THE WITNESS: "He described himself as not feeling particularly angry or emotional at the time, although as I indicated, he did believe that he was in some danger based on some gestures that the victim made at the time."
THE PROSECUTOR: "Now, did he say something about feeling like a new man?"
THE WITNESS: "He did."
THE PROSECUTOR: "Can you tell us just in terms of his description of his mental state, what he said?"
THE WITNESS: "Yes. At the particular moment of the shooting, basically or perhaps just before he described a feeling to me, what he called a hot feeling coursing throughout my body. I felt like a new man then.

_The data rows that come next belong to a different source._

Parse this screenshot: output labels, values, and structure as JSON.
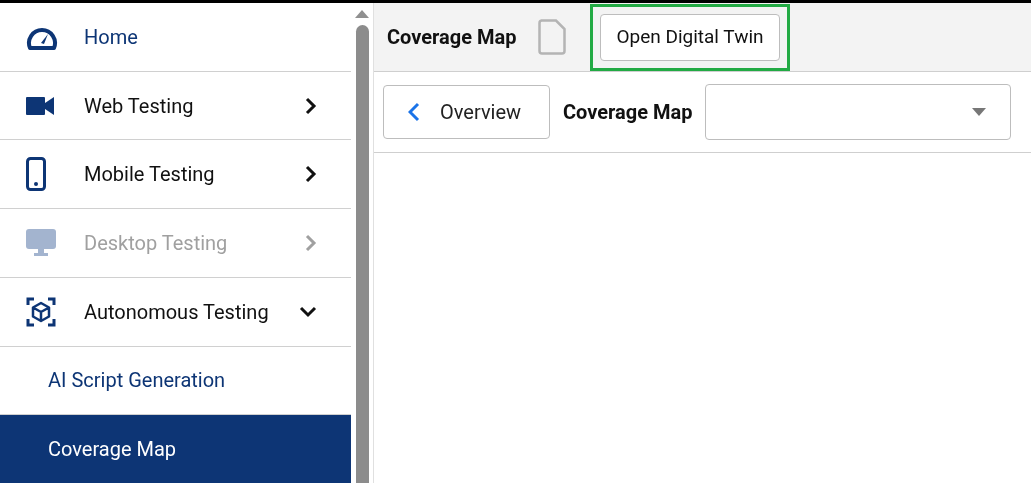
{
  "sidebar": {
    "items": [
      {
        "kind": "nav",
        "label": "Home",
        "disabled": false
      },
      {
        "kind": "group",
        "label": "Web Testing",
        "disabled": false,
        "expanded": false
      },
      {
        "kind": "group",
        "label": "Mobile Testing",
        "disabled": false,
        "expanded": false
      },
      {
        "kind": "group",
        "label": "Desktop Testing",
        "disabled": true,
        "expanded": false
      },
      {
        "kind": "group",
        "label": "Autonomous Testing",
        "disabled": false,
        "expanded": true,
        "children": [
          {
            "label": "AI Script Generation",
            "selected": false
          },
          {
            "label": "Coverage Map",
            "selected": true
          }
        ]
      }
    ]
  },
  "header": {
    "title": "Coverage Map",
    "button": {
      "label": "Open Digital Twin",
      "highlighted": true
    }
  },
  "toolbar": {
    "back_button": "Overview",
    "label": "Coverage Map"
  }
}
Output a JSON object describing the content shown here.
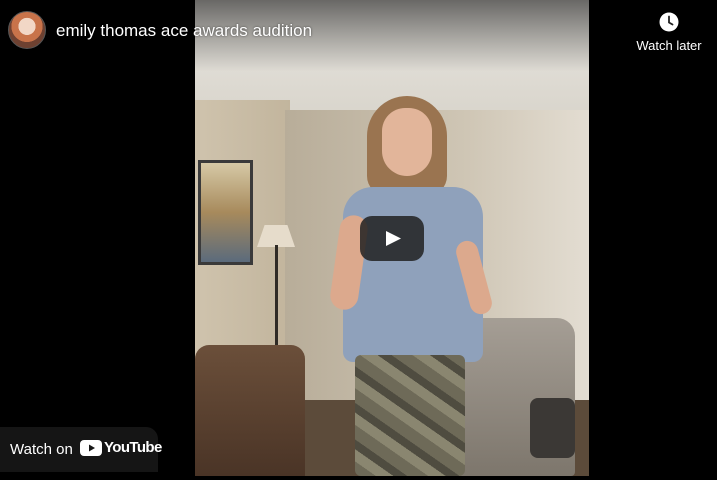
{
  "video": {
    "title": "emily thomas ace awards audition"
  },
  "watch_later": {
    "label": "Watch later",
    "icon": "clock-icon"
  },
  "play_button": {
    "icon": "play-icon",
    "color": "#212121"
  },
  "watch_on": {
    "label": "Watch on",
    "brand": "YouTube",
    "brand_color": "#ffffff"
  },
  "channel": {
    "avatar": "channel-avatar"
  }
}
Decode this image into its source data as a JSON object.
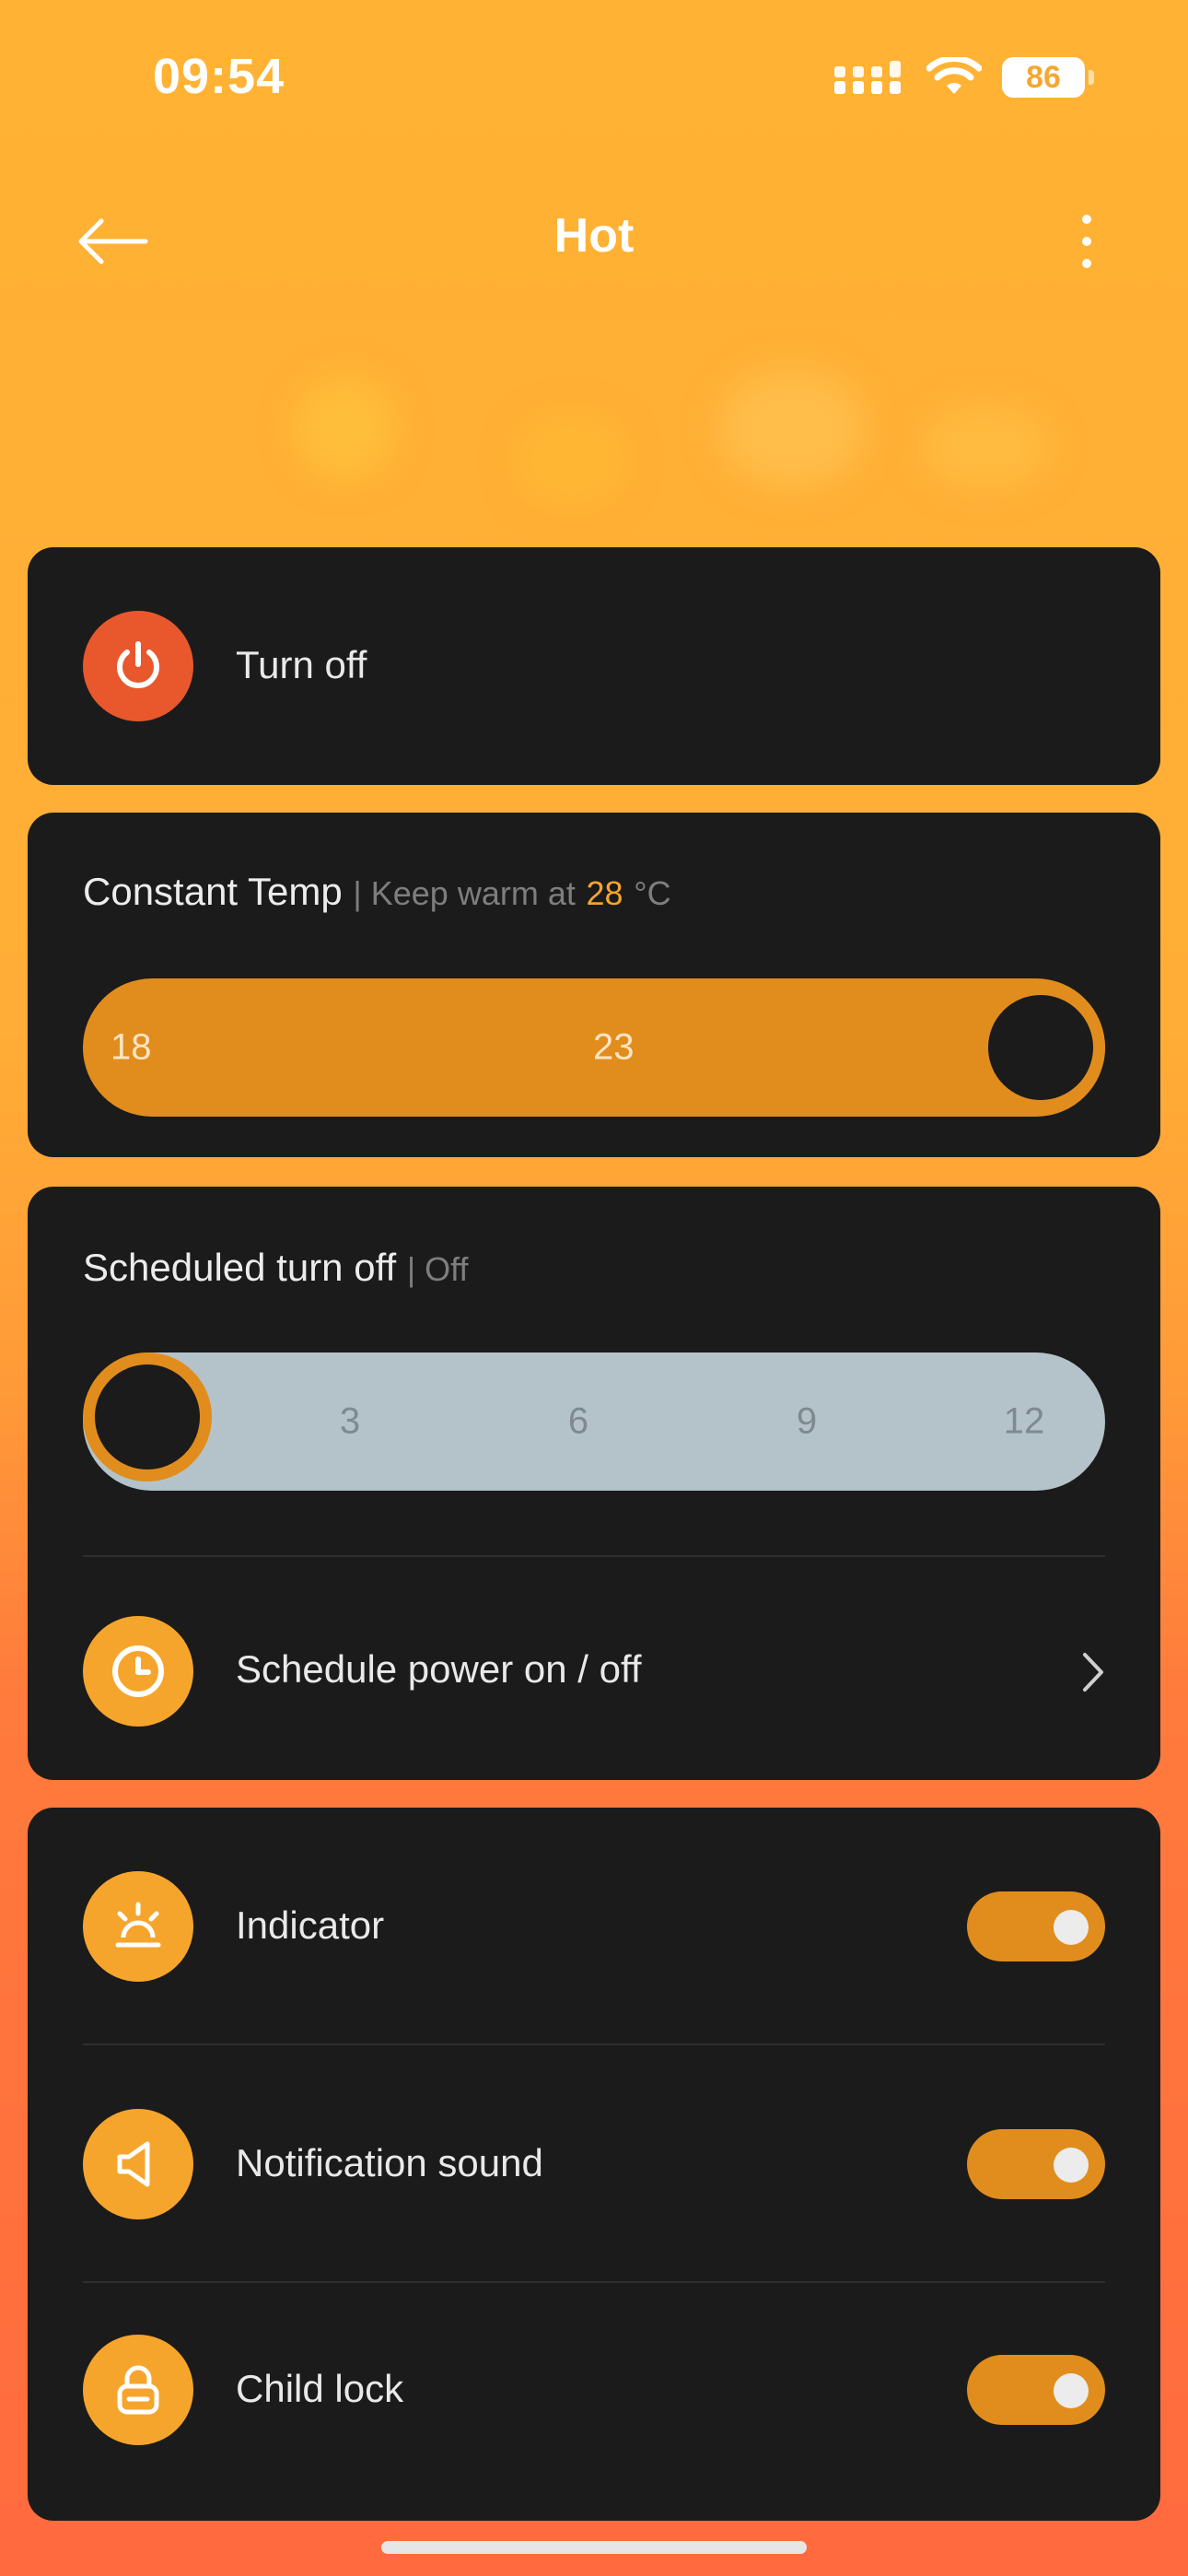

I never felt so good in my life."
THE PROSECUTOR: "Now, immediately after the shooting, and he described to you the incident of the shooting, did he not -- yes or no?"
THE WITNESS: "He did."
THE PROSECUTOR: "But immediately after the shooting, did he say something to you concerning his state of mind?"
THE WITNESS: "He did."
THE PROSECUTOR: "What was that?"
THE WITNESS: "It was more or less a continuation of his state of mind immediately prior to the shooting in which he stated that he felt good.
"He stated that he knew that he would get arrested."
THE PROSECUTOR: "He knew that he would get arrested?"
THE WITNESS: "Those were his words, `But I didn't care.'
"And that he went on to say that he didn't want to get arrested right there at that Pizza Parlor or in Massachusetts, for that matter, because of that belief that Mr. Fontaine may have had friends in the Police Department or in other high places that might do harm to him. `And perhaps even kill me.' ..."
THE PROSECUTOR: "Was there anything else that he did after the commission of the crime and the flight that you would base your opinion on?"
THE WITNESS: "Yes."
THE PROSECUTOR: "Could you tell us what that was?"
THE WITNESS: "He described leaving the scene in a -- what he described as a slow fashion, apparently obeying traffic laws."
[Note 5] General Laws c. 233, Section 23B, as amended by St. 1970, c. 888,
Section 27, provides: "In the trial of an indictment or complaint for any crime, no statement made by a defendant therein subjected to psychiatric examination pursuant to sections fifteen or sixteen of chapter one hundred and twenty-three for the purposes of such examination or treatment shall be admissible in evidence against him on any issue other than that of his mental condition, nor shall it be admissible in evidence against him on that issue if such statement constitutes a confession of guilt of the crime charged."